The data »
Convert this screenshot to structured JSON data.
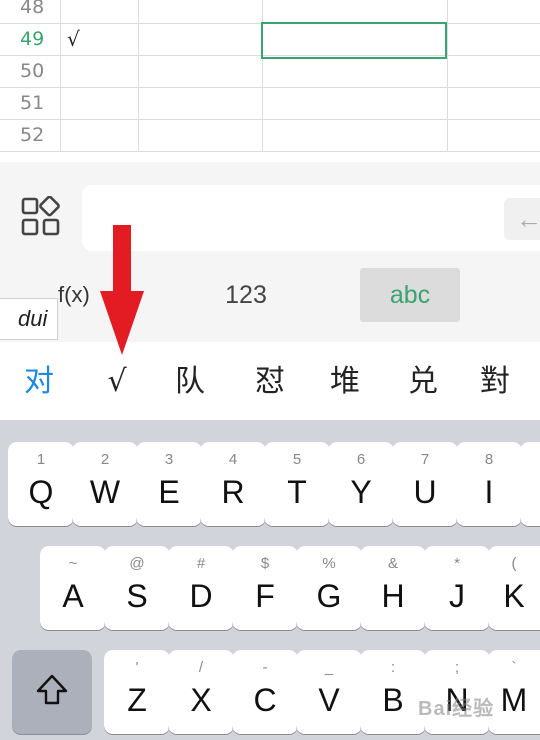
{
  "sheet": {
    "rows": [
      {
        "num": "48",
        "mark": ""
      },
      {
        "num": "49",
        "mark": "√"
      },
      {
        "num": "50",
        "mark": ""
      },
      {
        "num": "51",
        "mark": ""
      },
      {
        "num": "52",
        "mark": ""
      }
    ]
  },
  "formula": {
    "back_icon": "←",
    "modes": {
      "fx": "f(x)",
      "num": "123",
      "abc": "abc"
    },
    "pinyin": "dui"
  },
  "candidates": [
    "对",
    "√",
    "队",
    "怼",
    "堆",
    "兑",
    "對"
  ],
  "keyboard": {
    "row1": [
      {
        "sub": "1",
        "key": "Q"
      },
      {
        "sub": "2",
        "key": "W"
      },
      {
        "sub": "3",
        "key": "E"
      },
      {
        "sub": "4",
        "key": "R"
      },
      {
        "sub": "5",
        "key": "T"
      },
      {
        "sub": "6",
        "key": "Y"
      },
      {
        "sub": "7",
        "key": "U"
      },
      {
        "sub": "8",
        "key": "I"
      }
    ],
    "row2": [
      {
        "sub": "~",
        "key": "A"
      },
      {
        "sub": "@",
        "key": "S"
      },
      {
        "sub": "#",
        "key": "D"
      },
      {
        "sub": "$",
        "key": "F"
      },
      {
        "sub": "%",
        "key": "G"
      },
      {
        "sub": "&",
        "key": "H"
      },
      {
        "sub": "*",
        "key": "J"
      },
      {
        "sub": "(",
        "key": "K"
      }
    ],
    "row3": [
      {
        "sub": "'",
        "key": "Z"
      },
      {
        "sub": "/",
        "key": "X"
      },
      {
        "sub": "-",
        "key": "C"
      },
      {
        "sub": "_",
        "key": "V"
      },
      {
        "sub": ":",
        "key": "B"
      },
      {
        "sub": ";",
        "key": "N"
      },
      {
        "sub": "`",
        "key": "M"
      }
    ]
  },
  "watermark": "Bai经验",
  "colors": {
    "accent": "#3aa36f",
    "candidate_highlight": "#1e88e5",
    "arrow": "#e31b23"
  }
}
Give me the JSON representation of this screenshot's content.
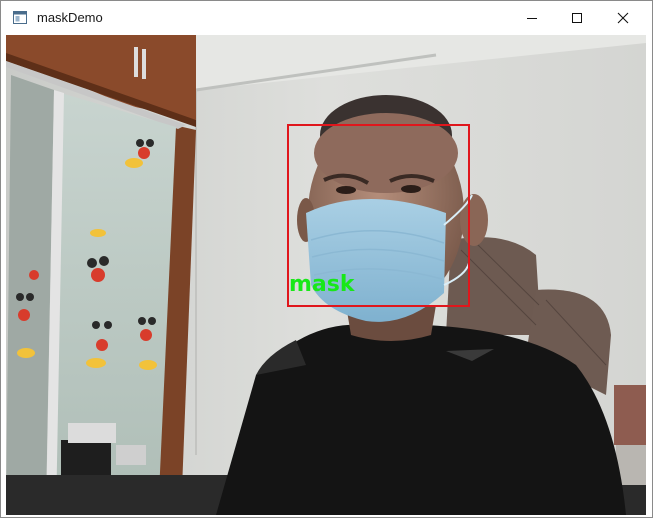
{
  "window": {
    "title": "maskDemo",
    "controls": {
      "minimize_icon": "minimize-icon",
      "maximize_icon": "maximize-icon",
      "close_icon": "close-icon"
    }
  },
  "detection": {
    "label": "mask",
    "box_color": "#e0161c",
    "label_color": "#18e818"
  }
}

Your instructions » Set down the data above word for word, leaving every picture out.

Response to this task »
Convert this screenshot to structured JSON data.
{
  "sheet": {
    "rows": [
      {
        "num": "48",
        "mark": ""
      },
      {
        "num": "49",
        "mark": "√"
      },
      {
        "num": "50",
        "mark": ""
      },
      {
        "num": "51",
        "mark": ""
      },
      {
        "num": "52",
        "mark": ""
      }
    ]
  },
  "formula": {
    "back_icon": "←",
    "modes": {
      "fx": "f(x)",
      "num": "123",
      "abc": "abc"
    },
    "pinyin": "dui"
  },
  "candidates": [
    "对",
    "√",
    "队",
    "怼",
    "堆",
    "兑",
    "對"
  ],
  "keyboard": {
    "row1": [
      {
        "sub": "1",
        "key": "Q"
      },
      {
        "sub": "2",
        "key": "W"
      },
      {
        "sub": "3",
        "key": "E"
      },
      {
        "sub": "4",
        "key": "R"
      },
      {
        "sub": "5",
        "key": "T"
      },
      {
        "sub": "6",
        "key": "Y"
      },
      {
        "sub": "7",
        "key": "U"
      },
      {
        "sub": "8",
        "key": "I"
      }
    ],
    "row2": [
      {
        "sub": "~",
        "key": "A"
      },
      {
        "sub": "@",
        "key": "S"
      },
      {
        "sub": "#",
        "key": "D"
      },
      {
        "sub": "$",
        "key": "F"
      },
      {
        "sub": "%",
        "key": "G"
      },
      {
        "sub": "&",
        "key": "H"
      },
      {
        "sub": "*",
        "key": "J"
      },
      {
        "sub": "(",
        "key": "K"
      }
    ],
    "row3": [
      {
        "sub": "'",
        "key": "Z"
      },
      {
        "sub": "/",
        "key": "X"
      },
      {
        "sub": "-",
        "key": "C"
      },
      {
        "sub": "_",
        "key": "V"
      },
      {
        "sub": ":",
        "key": "B"
      },
      {
        "sub": ";",
        "key": "N"
      },
      {
        "sub": "`",
        "key": "M"
      }
    ]
  },
  "watermark": "Bai经验",
  "colors": {
    "accent": "#3aa36f",
    "candidate_highlight": "#1e88e5",
    "arrow": "#e31b23"
  }
}
Give me the JSON representation of this screenshot's content.
{
  "window": {
    "title": "maskDemo",
    "controls": {
      "minimize_icon": "minimize-icon",
      "maximize_icon": "maximize-icon",
      "close_icon": "close-icon"
    }
  },
  "detection": {
    "label": "mask",
    "box_color": "#e0161c",
    "label_color": "#18e818"
  }
}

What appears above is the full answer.